What makes these hard hearts? Finding warmth in King Lear
King Lear – Olivier @ National Theatre, until 28 May 2014
King Lear, in its monumental scale and overwhelming desolation, is a play that can defeat its audience. It continues to stand alone as the greatest of tragedies due to Shakespeare’s seamless transition from initial personal tragedy to something that contemplates human suffering at a universal level. It may be commonplace to reference the existential nature of the latter stages of King Lear but it is only within the last hundred years that the world has caught up with what Shakespeare was thinking when he wrote of Gloucester and Tom atop the cliff that never was or gave voice to the depths of Lear’s madness.
That Shakespeare was writing a play set in the years before England had become England, taking his sources from the Middle Ages and developing interior thoughts that would only be given a name four hundred years later gives an idea of the totality of the play and its all-encompassing nature. Indeed our understanding of the importance of the play appears to be only increasing over time; as Jonathan Bate notes, King Lear it has been performed more times in the previous fifty years than in the preceding three hundred and fifty.
Famously Samuel Johnson could not bring himself to re-read the play until forced into doing so by his role as an editor and even to audiences inured to a global world of senseless cruelty and terrible injustice, Shakespeare decision to move away from the original chronicles and deny his characters and his audience one final redemptive moment is both shocking and hard to bear.
It is as if Shakespeare determined to summon up all the miseries of the world and present them in the most elegantly poetical language so that those listening could not close their ears. To make matters worse this is not the tragedy of Euripides or Sophocles; events in Lear’s England do not hinge on the fickle nature of the gods, rather they are summoned into being by a mankind fully in control of their own destiny.
Shakespeare repeatedly shows that in a world without divine intervention suffering falls, without mercy, upon the just and the unjust alike. As we see Lear crumble and Gloucester blinded Shakespeare refuses to relent and even uses Edgar, in the persona of Mad Tom, for a piece of audacious foreshadowing of the horrors to come. By telling the audience that ‘…the worst is not / so long as we can say ‘this is the worst’’ [IV.i] we can hardly claimed to not have been warned.
Is it any wonder that for almost 150 years an alternative version in which the play ends with Cordelia marrying Edgar was the preferred version? What audience could countenance such grotesque horror without the possibility of redemption?
There is so much contained within the play that the role of the director is absolutely central to any production of King Lear. If the director has in mind an actor then it is likely he has already determined how his Lear should be. Sam Mendes and Simon Russell Beale have a long and fertile history, and a production of this scale must have been on the cards for some time.
One may argue that, at 53, Simon Russell Beale is too young to play Lear and one consequence is that makes the decision to pass his kingdom to the next generation seem even more short-sighted than usual.

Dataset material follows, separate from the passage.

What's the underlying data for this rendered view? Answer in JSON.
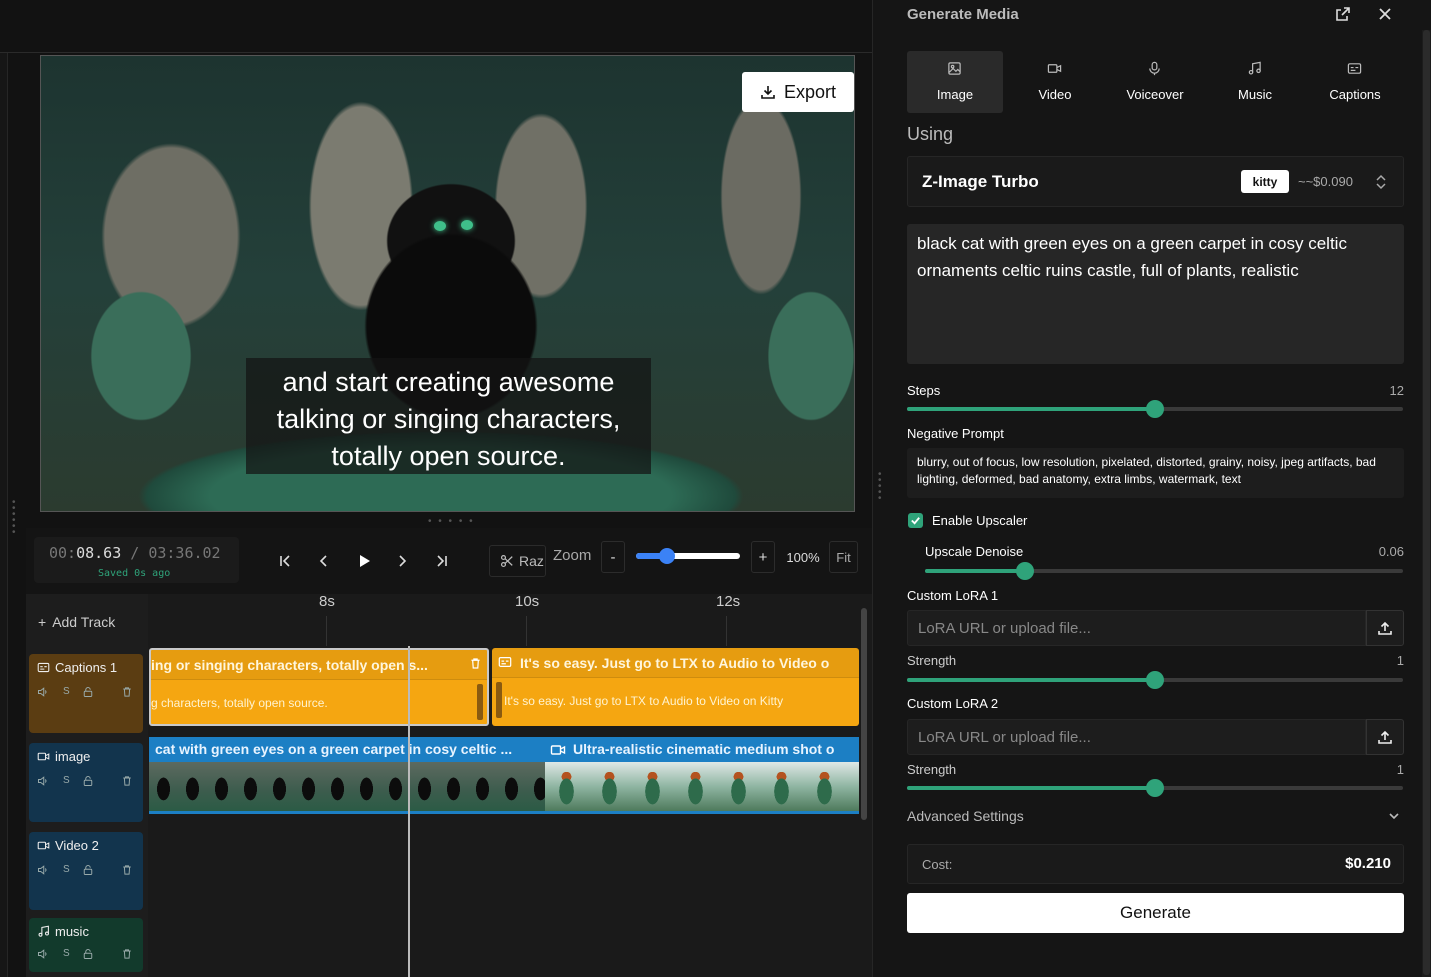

However the reverse of this is that there is always the tantalising prospect that he may one day return to the role with the wisdom of two further decades behind him.
Mendes introduces us to Lear’s England with a striking opening image; the Olivier space dominated by what appears to be a huge solar eclipse. Other reviews have mentioned its similarity to the eye of Sauron in the Lord of Rings films and it is unlikely that Mendes, no stranger to cinema, missed this clear reference point. Yet the recognition of such a link may be no bad thing as it acts as a subtle primer for the obsession with eyes and sight that exists in King Lear and affixes the notion into the audience; we are to enter a world where even the sun can become blind, so what hope for mere humans.
The image, reminiscent of a giant 0, can be seen to reflect Shakespeare’s repeated reference to ‘nothing’ within the text. In the opening scene Cordelia’s nothing, repeated by Lear as ‘nothing will come of nothing, speak again’ [I.i] begins this trend and we will later have Gloucester’s ‘This great world / Shall so wear out to naught’ [IV.vi]. Lear himself will find himself with nothing after having everything and Gloucester loss of sight is another form of encountering nothingness. King Lear is a play where people suffer the worst privations and are gradually reduced until almost nothing remains; Gloucester is stripped of his sight, Lear his mind, Edgar his status and the Fool and Cordelia, the two characters who perhaps exude the greatest moral worth, are stripped of their lives.